DO DVR/STREAMING NUMBERS MATTER MUCH? (YET?) | “Most viewing is done either live or a live derivative” (meaning via DVR playback), “so for C3/C7, that is what we sell the bulk of our advertising on,” shares the network researcher. Video on demand (VOD) gets counted within C3/C7, while streaming via, say, Hulu, does not, though the networks make money there differently, through ads and sub fees. “The days of us being a single revenue stream business, which was all linear ad sales, are long gone,” the exec notes. “We’re getting better and better at monetizing wherever people are watching.”
CAN THE PROSPECT OF SYNDICATION STILL ‘SAVE’ A SHOW? | “Not the way you’re thinking about it traditionally,” where a middling third-season series might be cut some slack in the name of amassing a meaty syndication package of 88 episodes, says the network researcher.
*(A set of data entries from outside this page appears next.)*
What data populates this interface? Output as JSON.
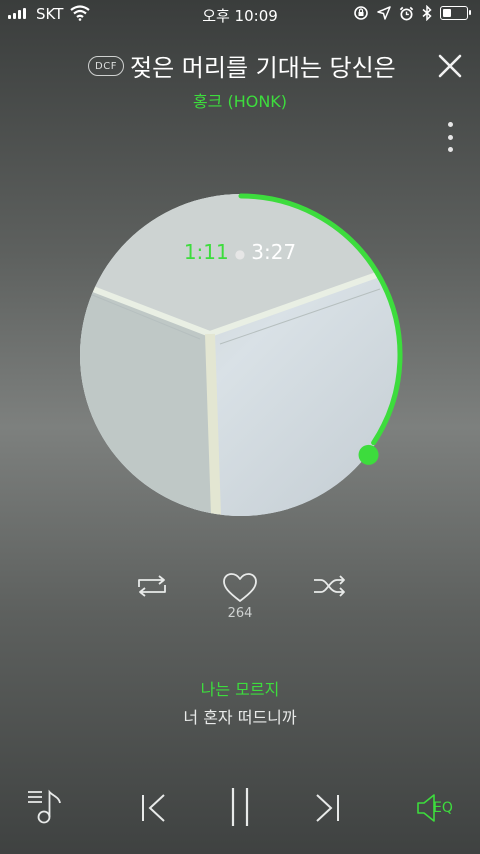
{
  "status_bar": {
    "carrier": "SKT",
    "time": "오후 10:09",
    "battery_level": 0.35
  },
  "song": {
    "badge": "DCF",
    "title": "젖은 머리를 기대는 당신은",
    "artist": "홍크 (HONK)"
  },
  "playback": {
    "current_time": "1:11",
    "total_time": "3:27",
    "progress_fraction": 0.343
  },
  "likes": "264",
  "lyrics": {
    "current_line": "나는 모르지",
    "next_line": "너 혼자 떠드니까"
  },
  "bottom_bar": {
    "eq_label": "EQ"
  },
  "colors": {
    "accent": "#3ddc3d",
    "icon": "#e8eae9"
  },
  "icons": [
    "signal-icon",
    "wifi-icon",
    "screen-lock-icon",
    "location-icon",
    "alarm-icon",
    "bluetooth-icon",
    "battery-icon",
    "close-icon",
    "more-vertical-icon",
    "repeat-icon",
    "heart-icon",
    "shuffle-icon",
    "playlist-icon",
    "previous-icon",
    "pause-icon",
    "next-icon",
    "eq-icon"
  ]
}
Instead, strong international sales are more likely to save a show’s bacon these days, or landing a sweet SVOD deal (basically the modern version of syndication). Strong digital performance also can make up for soft linear numbers. “There are a bunch of things we can look at, different downstream revenues, to save a show.”
DO A NETWORK’S LOWEST-RATED SHOWS ALWAYS LOSE OUT? | As illustrated on occasion during the pre-Upfronts renew/cancel rush, that is not always the case. “If a show is near the bottom, it’s going to be [a matter of looking at] all that ancillary revenue,” says the network researcher. “Does this show have a life that those numbers aren’t reflecting? Is it an international success? Is it a digital success?” (This is also where a network not fully owning a show, and thus having less to gain from potential longterm success/syndication, comes into play.) “It all comes down to, ‘Which show is the better business?'”
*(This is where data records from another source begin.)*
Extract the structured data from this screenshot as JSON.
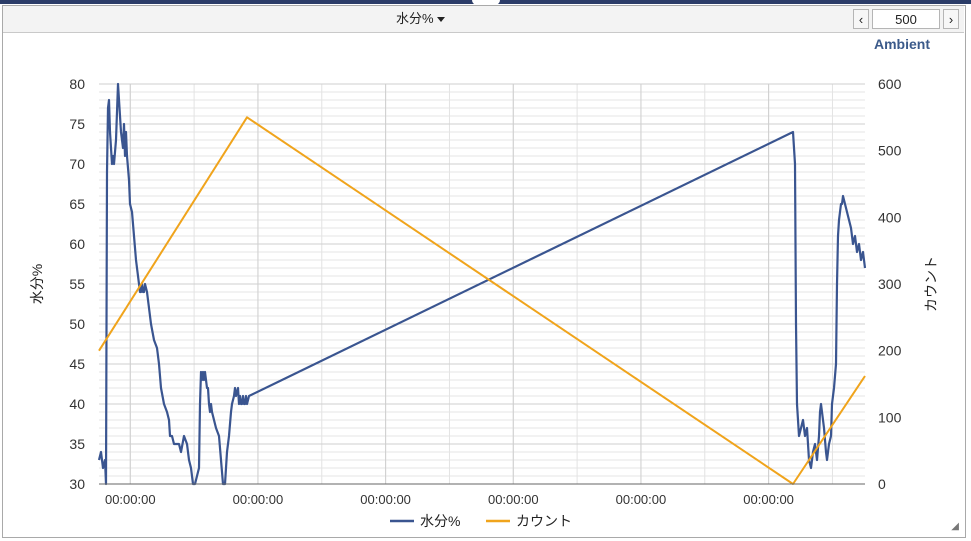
{
  "toolbar": {
    "field_label": "水分%",
    "page_size": "500",
    "prev_icon": "chevron-left-icon",
    "next_icon": "chevron-right-icon"
  },
  "chart_data": {
    "type": "line",
    "title": "Ambient",
    "x_tick_labels": [
      "00:00:00",
      "00:00:00",
      "00:00:00",
      "00:00:00",
      "00:00:00",
      "00:00:00"
    ],
    "y_left": {
      "label": "水分%",
      "range": [
        30,
        80
      ],
      "ticks": [
        30,
        35,
        40,
        45,
        50,
        55,
        60,
        65,
        70,
        75,
        80
      ]
    },
    "y_right": {
      "label": "カウント",
      "range": [
        0,
        600
      ],
      "ticks": [
        0,
        100,
        200,
        300,
        400,
        500,
        600
      ]
    },
    "grid": true,
    "legend_position": "bottom",
    "series": [
      {
        "name": "水分%",
        "axis": "left",
        "color": "#3a5590",
        "x": [
          0,
          2,
          4,
          6,
          7,
          8,
          9,
          10,
          11,
          12,
          13,
          14,
          15,
          17,
          19,
          20,
          21,
          22,
          23,
          24,
          25,
          26,
          27,
          28,
          30,
          31,
          33,
          35,
          37,
          39,
          40,
          41,
          42,
          43,
          44,
          45,
          46,
          48,
          50,
          52,
          55,
          58,
          60,
          62,
          65,
          68,
          70,
          71,
          73,
          75,
          77,
          80,
          82,
          85,
          88,
          90,
          92,
          94,
          96,
          98,
          100,
          101,
          102,
          103,
          104,
          105,
          106,
          107,
          108,
          109,
          110,
          111,
          112,
          113,
          115,
          117,
          120,
          122,
          124,
          126,
          128,
          130,
          132,
          133,
          135,
          136,
          137,
          139,
          140,
          141,
          142,
          143,
          144,
          145,
          146,
          147,
          148,
          150,
          694,
          696,
          697,
          698,
          700,
          702,
          704,
          706,
          708,
          710,
          712,
          714,
          716,
          718,
          720,
          721,
          722,
          723,
          725,
          727,
          728,
          730,
          732,
          733,
          735,
          737,
          738,
          739,
          740,
          741,
          742,
          743,
          744,
          746,
          748,
          750,
          752,
          754,
          756,
          758,
          760,
          762,
          764,
          766
        ],
        "y": [
          33,
          34,
          32,
          33,
          30,
          69,
          77,
          78,
          74,
          72,
          70,
          71,
          70,
          73,
          80,
          78,
          76,
          74,
          73,
          72,
          75,
          71,
          74,
          71,
          68,
          65,
          64,
          61,
          58,
          56,
          55,
          54,
          54,
          55,
          54,
          54,
          55,
          54,
          52,
          50,
          48,
          47,
          45,
          42,
          40,
          39,
          38,
          36,
          36,
          35,
          35,
          35,
          34,
          36,
          35,
          33,
          32,
          30,
          30,
          31,
          32,
          40,
          44,
          43,
          44,
          43,
          44,
          43,
          42,
          42,
          40,
          39,
          40,
          39,
          38,
          37,
          36,
          33,
          30,
          30,
          34,
          36,
          39,
          40,
          41,
          42,
          41,
          42,
          40,
          41,
          40,
          40,
          41,
          40,
          40,
          41,
          40,
          41,
          74,
          70,
          50,
          40,
          36,
          37,
          38,
          36,
          37,
          33,
          32,
          34,
          35,
          33,
          36,
          39,
          40,
          39,
          37,
          34,
          33,
          35,
          36,
          40,
          42,
          45,
          55,
          61,
          63,
          64,
          65,
          65,
          66,
          65,
          64,
          63,
          62,
          60,
          61,
          59,
          60,
          58,
          59,
          57
        ]
      },
      {
        "name": "カウント",
        "axis": "right",
        "color": "#f0a41c",
        "x": [
          0,
          148,
          694,
          766
        ],
        "y": [
          200,
          550,
          0,
          162
        ]
      }
    ]
  }
}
IS THE INDUSTRY SATISFIED WITH NIELSEN’S NUMBERS? | “No one is satisfied with Nielsen,” states the media professional, and not just because the (recently increased) sample size is considered small, but because today’s wide variety of viewing behaviors “are not being captured.” While Nielsen is working to provide better cross-platform measurement, other companies are struggling to enter the mix, with set-top box monitors and such — “but their success is far from guaranteed,” the media professional says.
ARE DIMINISHING BROADCAST RATINGS REACHING A CRISIS POINT? | Not as far as Madison Avenue is concerned. Meaning, you shouldn’t expect to see ABC, CBS et al out panhandling anytime soon. Because while almost all of the broadcast networks are on pace to average below a 2.0 demo rating this TV season, that actually means that every fraction of a point is as coveted as ever. “If there are fewer rating points to buy, but the demand is high – those rating points are worth more, because there are fewer of them,” says the media professional. So even if TV Show A is down 15 percent from last season, buyers might still end up paying more for it than a year ago. “It’s really Econ 101!”